The Lipschitz multi-armed bandit (MAB) problem generalizes the classical
multi-armed bandit problem by assuming one is given side information consisting
of a priori upper bounds on the difference in expected payoff between certain
pairs of strategies. Classical results of Lai and Robbins (1985) and Auer et al.
(2002) imply a logarithmic regret bound for the Lipschitz MAB problem on finite
metric spaces. Recent results on continuum-armed bandit problems and their
generalizations imply lower bounds of *√t*, or stronger, for many
infinite metric spaces such as the unit interval. Is this dichotomy universal?
We prove that the answer is yes: for every metric space, the optimal regret of a
Lipschitz MAB algorithm is either bounded above by any *f∈ ω(log
t)*, or bounded below by any *g∈ o(√t)*. Perhaps surprisingly,
this dichotomy does not coincide with the distinction between finite and infinite
metric spaces; instead it depends on whether the completion of the metric space
is compact and countable. Our proof connects upper and lower bound techniques in
online learning with classical topological notions such as perfect sets and the
Cantor-Bendixson theorem.

We also consider the "full-feedback" (a.k.a., "best-expert") version of
Lipschitz MAB problem, termed the "Lipschitz experts problem", and show that this

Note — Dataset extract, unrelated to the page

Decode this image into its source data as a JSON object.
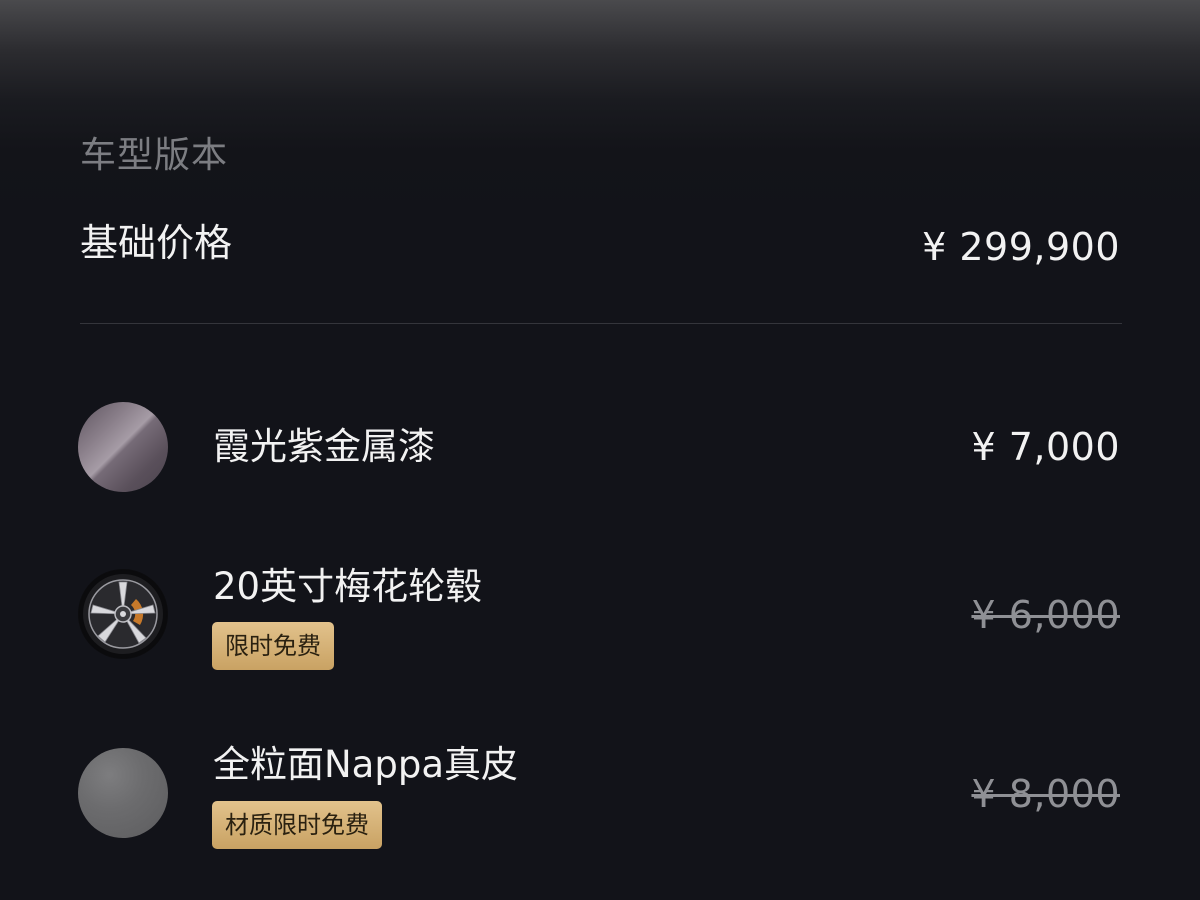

problem exhibits a similar dichotomy. We proceed to give nearly matching upper
and lower bounds on regret in the Lipschitz experts problem on uncountable metric
spaces. These bounds are of the form *˜Θ(t^γ)*, where the
exponent *γ∈ [1/2, 1]* depends on the metric space. To
characterize this dependence, we introduce a novel dimensionality notion tailored
to the experts problem. Finally, we show that both Lipschitz bandits and
Lipschitz experts problems become completely intractable (in the sense that no
algorithm has regret *o(t)*) if and only if the completion of the metric
space is non-compact.